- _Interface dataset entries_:
|---|
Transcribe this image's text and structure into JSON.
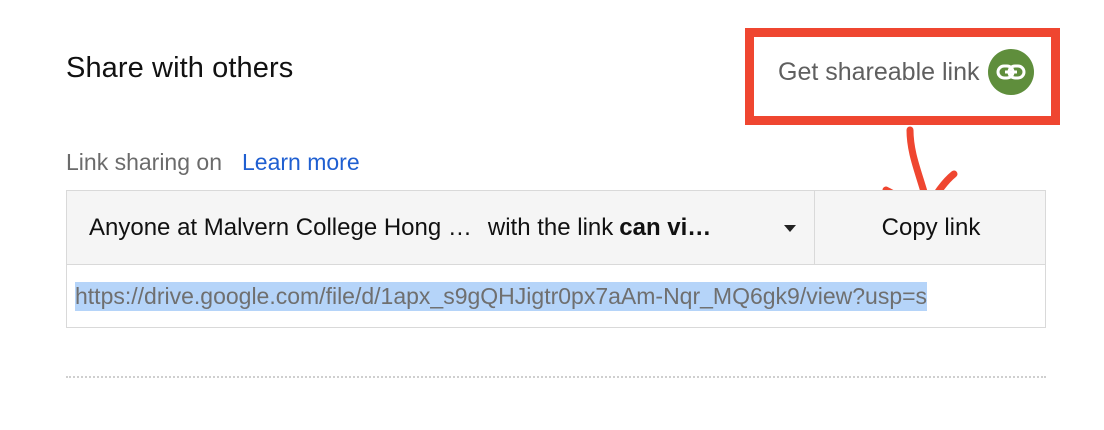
{
  "dialog": {
    "title": "Share with others",
    "get_link_label": "Get shareable link",
    "status_text": "Link sharing on",
    "learn_more": "Learn more",
    "access_org": "Anyone at Malvern College Hong …",
    "access_with": "with the link",
    "access_permission": "can vi…",
    "copy_label": "Copy link",
    "url": "https://drive.google.com/file/d/1apx_s9gQHJigtr0px7aAm-Nqr_MQ6gk9/view?usp=s"
  },
  "icons": {
    "link": "link-icon",
    "dropdown": "caret-down-icon",
    "annotation_arrow": "arrow-icon"
  },
  "colors": {
    "link_icon_bg": "#5f8e3c",
    "annotation": "#ef4630",
    "learn_more": "#1f5fd1",
    "selection": "#b5d4f9"
  }
}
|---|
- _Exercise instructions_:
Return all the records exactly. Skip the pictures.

- _The completed task_:
Transcribe this image's text and structure into JSON.
{
  "dialog": {
    "title": "Share with others",
    "get_link_label": "Get shareable link",
    "status_text": "Link sharing on",
    "learn_more": "Learn more",
    "access_org": "Anyone at Malvern College Hong …",
    "access_with": "with the link",
    "access_permission": "can vi…",
    "copy_label": "Copy link",
    "url": "https://drive.google.com/file/d/1apx_s9gQHJigtr0px7aAm-Nqr_MQ6gk9/view?usp=s"
  },
  "icons": {
    "link": "link-icon",
    "dropdown": "caret-down-icon",
    "annotation_arrow": "arrow-icon"
  },
  "colors": {
    "link_icon_bg": "#5f8e3c",
    "annotation": "#ef4630",
    "learn_more": "#1f5fd1",
    "selection": "#b5d4f9"
  }
}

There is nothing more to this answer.